I always love visiting a place for the very first time. I feel an enthusiasm for new experiences.

Tomorrow morning I'll be leaving on another field trip, this time back to Hot Springs, Arkansas. You've visited there with me before, but perhaps this time I'll come back with new images and interesting experiences to share.

See you in a week!

7 comments:

Wayne's Mom said...

Hannibal, Mo. is a great little town. Glad to hear you're coming our way next!

Recently geographer Warren Bland named Hot Springs, Ark. the No. 1 place in America to retire.

I gotta admit, Hot Springs is a pretty cool place to live, even for those of us who aren't yet retired.

Rebecca McCormick,
Travel writer, Hot Springs Village Voice

Ang. said...

Even though I live in this area, the views of the river always take my breath away. I have never been to Lover's Leap. I assume that is where this shot was taken from. Absolutely gorgeous!

pablo said...

I've heard of this place called Arkansas. I may have even spent a few nights there. It's been a while though.

Ava said...

Hot Springs is wonderful. I grew up in that area ... Springfield Missouri was an hour away and Joplin Missouri was right around the corner (half an hour). Neosho, Missouri would be the place. Very close to the Arkansas border.

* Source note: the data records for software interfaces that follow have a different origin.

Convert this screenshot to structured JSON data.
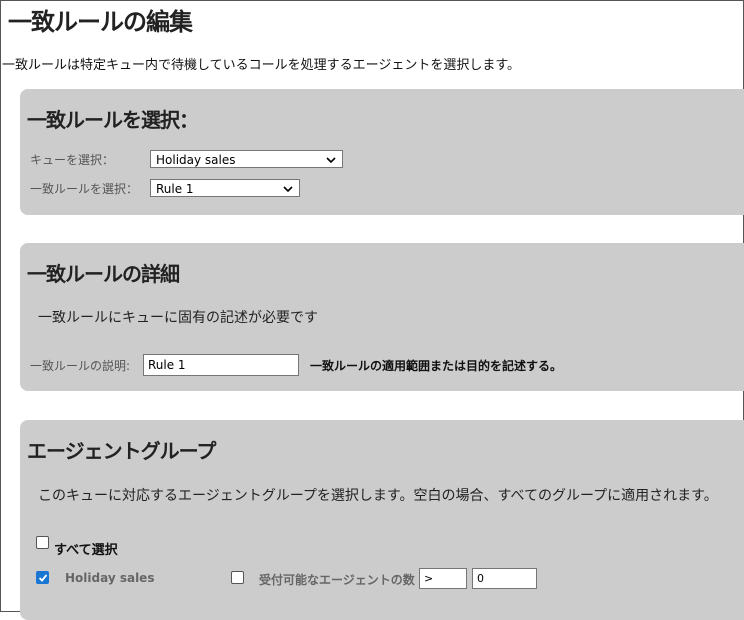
{
  "page": {
    "title": "一致ルールの編集",
    "intro": "一致ルールは特定キュー内で待機しているコールを処理するエージェントを選択します。"
  },
  "select_section": {
    "heading": "一致ルールを選択：",
    "queue_label": "キューを選択：",
    "queue_value": "Holiday sales",
    "rule_label": "一致ルールを選択：",
    "rule_value": "Rule 1"
  },
  "details_section": {
    "heading": "一致ルールの詳細",
    "description": "一致ルールにキューに固有の記述が必要です",
    "desc_label": "一致ルールの説明:",
    "desc_value": "Rule 1",
    "desc_hint": "一致ルールの適用範囲または目的を記述する。"
  },
  "agent_group_section": {
    "heading": "エージェントグループ",
    "description": "このキューに対応するエージェントグループを選択します。空白の場合、すべてのグループに適用されます。",
    "select_all_label": "すべて選択",
    "select_all_checked": false,
    "group_name": "Holiday sales",
    "group_checked": true,
    "available_agents_label": "受付可能なエージェントの数",
    "available_agents_checked": false,
    "operator_value": ">",
    "count_value": "0"
  },
  "colors": {
    "panel_bg": "#cccccc",
    "checkbox_accent": "#1976d2"
  }
}
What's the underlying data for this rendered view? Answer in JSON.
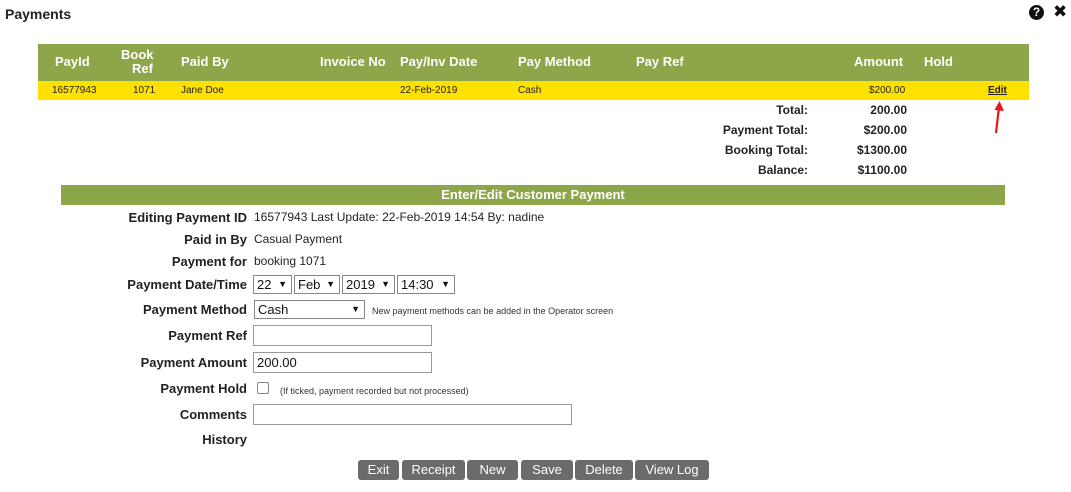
{
  "window": {
    "title": "Payments",
    "help_icon": "?",
    "close_icon": "✖"
  },
  "grid": {
    "columns": [
      "PayId",
      "Book Ref",
      "Paid By",
      "Invoice No",
      "Pay/Inv Date",
      "Pay Method",
      "Pay Ref",
      "Amount",
      "Hold"
    ],
    "columns_book_line1": "Book",
    "columns_book_line2": "Ref",
    "row": {
      "pay_id": "16577943",
      "book_ref": "1071",
      "paid_by": "Jane Doe",
      "invoice_no": "",
      "pay_date": "22-Feb-2019",
      "pay_method": "Cash",
      "pay_ref": "",
      "amount": "$200.00",
      "hold": "",
      "edit_label": "Edit"
    },
    "highlight_color": "#ffe100"
  },
  "totals": {
    "total_label": "Total:",
    "total_value": "200.00",
    "payment_total_label": "Payment Total:",
    "payment_total_value": "$200.00",
    "booking_total_label": "Booking Total:",
    "booking_total_value": "$1300.00",
    "balance_label": "Balance:",
    "balance_value": "$1100.00"
  },
  "form": {
    "section_title": "Enter/Edit Customer Payment",
    "editing_id_label": "Editing Payment ID",
    "editing_id_value": "16577943 Last Update: 22-Feb-2019 14:54 By: nadine",
    "paid_in_by_label": "Paid in By",
    "paid_in_by_value": "Casual Payment",
    "payment_for_label": "Payment for",
    "payment_for_value": "booking 1071",
    "datetime_label": "Payment Date/Time",
    "day": "22",
    "month": "Feb",
    "year": "2019",
    "time": "14:30",
    "method_label": "Payment Method",
    "method_value": "Cash",
    "method_note": "New payment methods can be added in the Operator screen",
    "ref_label": "Payment Ref",
    "ref_value": "",
    "amount_label": "Payment Amount",
    "amount_value": "200.00",
    "hold_label": "Payment Hold",
    "hold_checked": false,
    "hold_note": "(If ticked, payment recorded but not processed)",
    "comments_label": "Comments",
    "comments_value": "",
    "history_label": "History"
  },
  "buttons": {
    "exit": "Exit",
    "receipt": "Receipt",
    "new": "New",
    "save": "Save",
    "delete": "Delete",
    "view_log": "View Log"
  },
  "colors": {
    "header_green": "#8da64a",
    "row_yellow": "#ffe100",
    "button_gray": "#6b6b6b",
    "arrow_red": "#e8141e"
  }
}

BettyWestern said...

You said a week Zanne, where are you? Your fan base awaits!!

Woody said...

Nice photo. I have run a train through Hannibal many times, but this is a view I never get to see. There is a tunnel that has a right hand turn to it before the western end of the draw bridge. Enjoy your blog.

Zanne said...

Thanks for all the comments. Woody, I never thought about the fact that train engineers never get to really see and experience the places they travel through with their jobs. The same must be true for over-the-road truckers and my husband assures me that business travel doesn't allow for much delving into local scene.